Jeroboam doesn't consult his prophets, but Judah's when it really counts (his son is sick).
God prophesies the complete demise of his house, and the death of the child as she re-enters her house, to his wife. Jeroboam reigns 22 years, though.
In Judah, they start to worship like pagans. Within 5 years, Egypt conquers and takes all their temple treasure. Rehoboam tries to act like he's still fine (vss. 27-28). Solomon's question in Ecclesiastes is answered: when I die, what will happen to all my life's work and legacy? Israel and Judah fight constantly.
Rehoboam's son Abijam reigns just like Rehoboam - ungodly. But God spares him and Judah for the sake of His promise to David.
Abijam's son is Asa. He gets rid of as much paganism as politically possible, but the people love the high places. He allies with Syria against Israel (2 Chronicles 16 shows the folly of this).

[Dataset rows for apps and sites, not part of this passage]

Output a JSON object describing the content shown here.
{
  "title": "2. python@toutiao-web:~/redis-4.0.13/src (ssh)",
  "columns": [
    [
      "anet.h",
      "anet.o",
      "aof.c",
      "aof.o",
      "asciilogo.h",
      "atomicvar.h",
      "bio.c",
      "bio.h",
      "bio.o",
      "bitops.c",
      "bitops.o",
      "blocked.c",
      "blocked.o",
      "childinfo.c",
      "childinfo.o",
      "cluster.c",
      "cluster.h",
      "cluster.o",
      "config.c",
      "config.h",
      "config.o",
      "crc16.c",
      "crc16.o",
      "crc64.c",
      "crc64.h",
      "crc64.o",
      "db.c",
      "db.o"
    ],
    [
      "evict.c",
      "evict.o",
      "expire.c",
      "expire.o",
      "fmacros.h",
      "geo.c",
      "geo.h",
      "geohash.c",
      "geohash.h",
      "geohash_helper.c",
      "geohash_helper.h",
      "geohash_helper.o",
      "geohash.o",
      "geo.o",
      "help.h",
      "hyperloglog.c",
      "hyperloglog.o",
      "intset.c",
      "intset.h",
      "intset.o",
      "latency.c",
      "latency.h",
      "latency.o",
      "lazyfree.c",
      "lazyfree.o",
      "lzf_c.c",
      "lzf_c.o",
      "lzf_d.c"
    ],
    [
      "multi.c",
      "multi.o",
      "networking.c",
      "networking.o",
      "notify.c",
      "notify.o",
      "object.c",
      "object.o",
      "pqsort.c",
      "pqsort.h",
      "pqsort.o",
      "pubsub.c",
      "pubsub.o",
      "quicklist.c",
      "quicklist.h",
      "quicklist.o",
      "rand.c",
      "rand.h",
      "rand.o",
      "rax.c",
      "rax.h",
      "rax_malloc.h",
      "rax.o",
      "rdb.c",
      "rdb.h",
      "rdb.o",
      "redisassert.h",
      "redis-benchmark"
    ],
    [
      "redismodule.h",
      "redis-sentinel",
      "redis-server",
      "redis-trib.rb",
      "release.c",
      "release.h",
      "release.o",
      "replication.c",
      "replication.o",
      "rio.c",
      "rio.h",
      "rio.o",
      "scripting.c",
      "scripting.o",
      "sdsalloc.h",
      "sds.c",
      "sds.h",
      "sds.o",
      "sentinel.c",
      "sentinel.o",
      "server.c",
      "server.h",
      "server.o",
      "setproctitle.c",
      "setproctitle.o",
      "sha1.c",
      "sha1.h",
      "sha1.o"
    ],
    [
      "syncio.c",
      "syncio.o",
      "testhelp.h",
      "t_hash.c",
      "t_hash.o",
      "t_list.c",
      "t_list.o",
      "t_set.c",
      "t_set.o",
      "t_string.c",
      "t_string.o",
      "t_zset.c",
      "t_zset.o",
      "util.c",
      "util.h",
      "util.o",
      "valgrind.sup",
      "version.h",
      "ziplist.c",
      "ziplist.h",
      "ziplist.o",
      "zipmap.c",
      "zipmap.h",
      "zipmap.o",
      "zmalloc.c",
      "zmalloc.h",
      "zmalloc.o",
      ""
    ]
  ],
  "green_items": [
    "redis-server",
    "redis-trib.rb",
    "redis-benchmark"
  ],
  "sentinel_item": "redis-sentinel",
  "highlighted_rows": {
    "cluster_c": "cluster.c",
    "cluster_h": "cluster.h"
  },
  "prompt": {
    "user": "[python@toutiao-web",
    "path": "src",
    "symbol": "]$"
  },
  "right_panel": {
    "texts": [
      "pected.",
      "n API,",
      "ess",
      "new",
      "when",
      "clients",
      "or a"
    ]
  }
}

Jeroboam's son Nadab is assassinated soon after taking the throne by Baasha, who kills all Jeroboam's house. This fulfills the prophecy from chapter 14.
How this is about Jesus
He prophesies the doom of Israel's house, too (Matthew 21:43-46), and the people believed He was a prophet as He said it. It happened within one generation.
He plunders the strongman, instead of letting pagans plunder Him.
We are spared destruction by God for the sake of God's promise to Jesus.
Like for Asa's reforms, piety has a corporate dimension we seldom consider - a culture of societal expectations that is more or less in line with God's Word. You can reform your own life a great deal, but will hit some walls when society isn't on the same page (examples: Sabbath and holiday observance, and exposure to impurity/profanity).